Fond farewell to Pinner rabbi

By Jay Grenby, October 28, 2010
Follow The JC on Twitter
Rabbi Yaakov Grunewald is at the centre of things with family members at Sunday’s farewell party

Rabbi Yaakov Grunewald is at the centre of things with family members at Sunday’s farewell party

More than 600 people gathered at Pinner Synagogue on Sunday for a reception marking the retirement of Rabbi Yaakov Grunewald after 34 years.

Shul chair Howard Lewis told them that the turnout showed "the high esteem in which our rabbi is held in both the Pinner community and throughout the United Synagogue".

Addressing the minister, he added: "Your attention to pastoral care has been a major plank in your armoury as a rabbi and I know many people who receive your phone calls and visits will miss you. You have been an outstanding spiritual leader of the community without at any time seeking personal honour for your achievements."

In recognition of his "unparalleled leadership", Rabbi Grunewald has been appointed emeritus minister. He was presented with a computer as a farewell gift. A testimonial fund will remain open until the end of November.

Tributes were also paid by US president Simon Hochhauser, Harrow Mayor Councillor Asad Omar and veteran Pinner member Ian Abraham.

Responding, Rabbi Grunewald said he was leaving "with very many happy memories of the wonderful time I spent here as rabbi and spiritual leader.

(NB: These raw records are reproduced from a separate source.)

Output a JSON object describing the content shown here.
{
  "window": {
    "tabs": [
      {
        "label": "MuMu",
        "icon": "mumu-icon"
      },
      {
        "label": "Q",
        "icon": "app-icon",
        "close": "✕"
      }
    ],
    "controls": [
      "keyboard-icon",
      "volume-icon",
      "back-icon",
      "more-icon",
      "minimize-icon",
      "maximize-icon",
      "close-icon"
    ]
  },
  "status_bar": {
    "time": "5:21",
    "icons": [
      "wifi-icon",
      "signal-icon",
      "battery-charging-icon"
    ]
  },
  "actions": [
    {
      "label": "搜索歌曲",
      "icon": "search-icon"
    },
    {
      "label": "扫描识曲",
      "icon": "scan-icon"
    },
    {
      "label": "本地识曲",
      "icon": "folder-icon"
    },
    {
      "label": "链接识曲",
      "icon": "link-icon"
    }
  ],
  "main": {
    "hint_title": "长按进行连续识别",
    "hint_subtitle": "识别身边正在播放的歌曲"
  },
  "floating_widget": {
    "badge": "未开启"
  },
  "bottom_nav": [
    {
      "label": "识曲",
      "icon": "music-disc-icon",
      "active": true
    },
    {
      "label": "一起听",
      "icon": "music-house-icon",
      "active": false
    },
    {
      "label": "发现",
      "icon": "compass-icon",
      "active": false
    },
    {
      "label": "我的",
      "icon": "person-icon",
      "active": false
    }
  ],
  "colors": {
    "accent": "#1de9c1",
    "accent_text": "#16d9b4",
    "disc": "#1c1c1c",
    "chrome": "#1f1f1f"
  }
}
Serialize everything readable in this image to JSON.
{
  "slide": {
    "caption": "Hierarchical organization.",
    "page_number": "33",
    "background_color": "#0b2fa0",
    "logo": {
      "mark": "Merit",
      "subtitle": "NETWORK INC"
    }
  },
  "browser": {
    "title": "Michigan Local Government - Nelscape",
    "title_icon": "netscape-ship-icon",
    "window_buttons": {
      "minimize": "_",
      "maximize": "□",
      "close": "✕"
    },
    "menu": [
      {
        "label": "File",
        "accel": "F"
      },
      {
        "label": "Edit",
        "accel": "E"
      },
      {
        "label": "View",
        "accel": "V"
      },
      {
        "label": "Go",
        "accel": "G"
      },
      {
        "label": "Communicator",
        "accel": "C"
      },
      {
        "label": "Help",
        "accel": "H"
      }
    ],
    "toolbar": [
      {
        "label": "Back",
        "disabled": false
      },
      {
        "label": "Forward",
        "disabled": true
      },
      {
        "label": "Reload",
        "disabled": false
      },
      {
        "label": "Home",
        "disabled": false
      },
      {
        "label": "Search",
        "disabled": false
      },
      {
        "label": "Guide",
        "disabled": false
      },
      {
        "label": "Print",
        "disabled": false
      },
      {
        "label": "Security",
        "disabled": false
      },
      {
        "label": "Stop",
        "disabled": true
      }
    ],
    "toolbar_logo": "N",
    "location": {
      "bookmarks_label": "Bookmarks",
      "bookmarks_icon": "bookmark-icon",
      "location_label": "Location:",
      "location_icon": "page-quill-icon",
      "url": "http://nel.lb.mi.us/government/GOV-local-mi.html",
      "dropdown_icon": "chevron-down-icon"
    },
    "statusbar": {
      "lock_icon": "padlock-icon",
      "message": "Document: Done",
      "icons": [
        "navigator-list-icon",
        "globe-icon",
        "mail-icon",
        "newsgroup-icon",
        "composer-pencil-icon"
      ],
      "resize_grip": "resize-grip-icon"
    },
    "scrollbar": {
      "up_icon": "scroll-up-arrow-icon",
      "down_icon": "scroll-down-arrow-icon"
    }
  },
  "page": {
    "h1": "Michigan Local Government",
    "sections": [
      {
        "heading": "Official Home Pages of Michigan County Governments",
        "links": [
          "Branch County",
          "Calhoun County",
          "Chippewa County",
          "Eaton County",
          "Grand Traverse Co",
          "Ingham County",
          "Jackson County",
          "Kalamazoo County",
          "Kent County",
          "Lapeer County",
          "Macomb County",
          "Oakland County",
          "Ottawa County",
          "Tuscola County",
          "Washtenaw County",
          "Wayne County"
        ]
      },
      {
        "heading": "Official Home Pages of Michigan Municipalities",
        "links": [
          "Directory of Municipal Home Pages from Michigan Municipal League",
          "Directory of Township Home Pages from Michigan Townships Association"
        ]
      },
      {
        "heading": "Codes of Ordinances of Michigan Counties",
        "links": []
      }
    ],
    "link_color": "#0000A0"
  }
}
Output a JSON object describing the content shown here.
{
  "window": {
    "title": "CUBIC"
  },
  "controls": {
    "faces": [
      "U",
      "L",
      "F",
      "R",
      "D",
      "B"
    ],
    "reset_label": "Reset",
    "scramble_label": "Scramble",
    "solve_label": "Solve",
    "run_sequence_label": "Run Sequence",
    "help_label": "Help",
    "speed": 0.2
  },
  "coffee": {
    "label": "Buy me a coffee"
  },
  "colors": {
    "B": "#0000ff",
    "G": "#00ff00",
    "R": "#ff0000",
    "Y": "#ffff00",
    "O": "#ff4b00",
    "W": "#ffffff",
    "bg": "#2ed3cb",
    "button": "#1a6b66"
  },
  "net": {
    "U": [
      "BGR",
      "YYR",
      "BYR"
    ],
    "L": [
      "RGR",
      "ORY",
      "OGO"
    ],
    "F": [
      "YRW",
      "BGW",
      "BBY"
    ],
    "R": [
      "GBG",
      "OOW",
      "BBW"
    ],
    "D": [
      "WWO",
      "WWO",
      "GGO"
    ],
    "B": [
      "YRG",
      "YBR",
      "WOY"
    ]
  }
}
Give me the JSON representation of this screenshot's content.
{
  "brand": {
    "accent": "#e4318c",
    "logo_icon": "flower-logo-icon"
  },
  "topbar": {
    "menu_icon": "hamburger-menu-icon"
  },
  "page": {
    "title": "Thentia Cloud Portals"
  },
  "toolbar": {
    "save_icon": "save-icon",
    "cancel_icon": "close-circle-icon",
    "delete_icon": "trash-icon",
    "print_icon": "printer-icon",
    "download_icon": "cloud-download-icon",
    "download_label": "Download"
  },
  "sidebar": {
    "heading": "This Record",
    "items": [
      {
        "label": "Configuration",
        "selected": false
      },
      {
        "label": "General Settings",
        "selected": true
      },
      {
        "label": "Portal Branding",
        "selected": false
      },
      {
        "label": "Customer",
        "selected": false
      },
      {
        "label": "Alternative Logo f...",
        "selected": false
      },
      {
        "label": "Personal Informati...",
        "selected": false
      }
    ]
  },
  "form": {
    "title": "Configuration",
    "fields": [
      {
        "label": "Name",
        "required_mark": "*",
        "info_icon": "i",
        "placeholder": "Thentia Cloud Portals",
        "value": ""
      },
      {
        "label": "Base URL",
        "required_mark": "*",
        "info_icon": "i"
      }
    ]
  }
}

"For a rabbi, retirement does not mean merely leaving a job - it means leaving behind a large family, a home that I love and many loyal friends." He urged congregants to continue the educational and welfare activities he had encouraged.

Formerly assistant minister at St John's Wood Synagogue, Rabbi Grunewald received his semichah on the same day as Lord Sacks. When he arrived in Pinner, the community comprised 100 families. There are now 660. It was Pinner members' initiative which led to the establishment in the area of the Moriah Jewish Primary.

"I am very proud of the way that Pinner has grown during my rabbinate," he said afterwards. "Not just in terms of numbers or buildings, but also because people have become more religious and their children more observant."

His retirement at 65 is in accordance with US policy and he feels he still has "plenty to give", teaching from his new base in Golders Green. "I regard this as the beginning of another era in which I shall continue to care for the members of the community and teach them Torah."

The shul hopes to have a successor in place by next year's High Holy Days.

    Last updated: 4:08pm, October 28 2010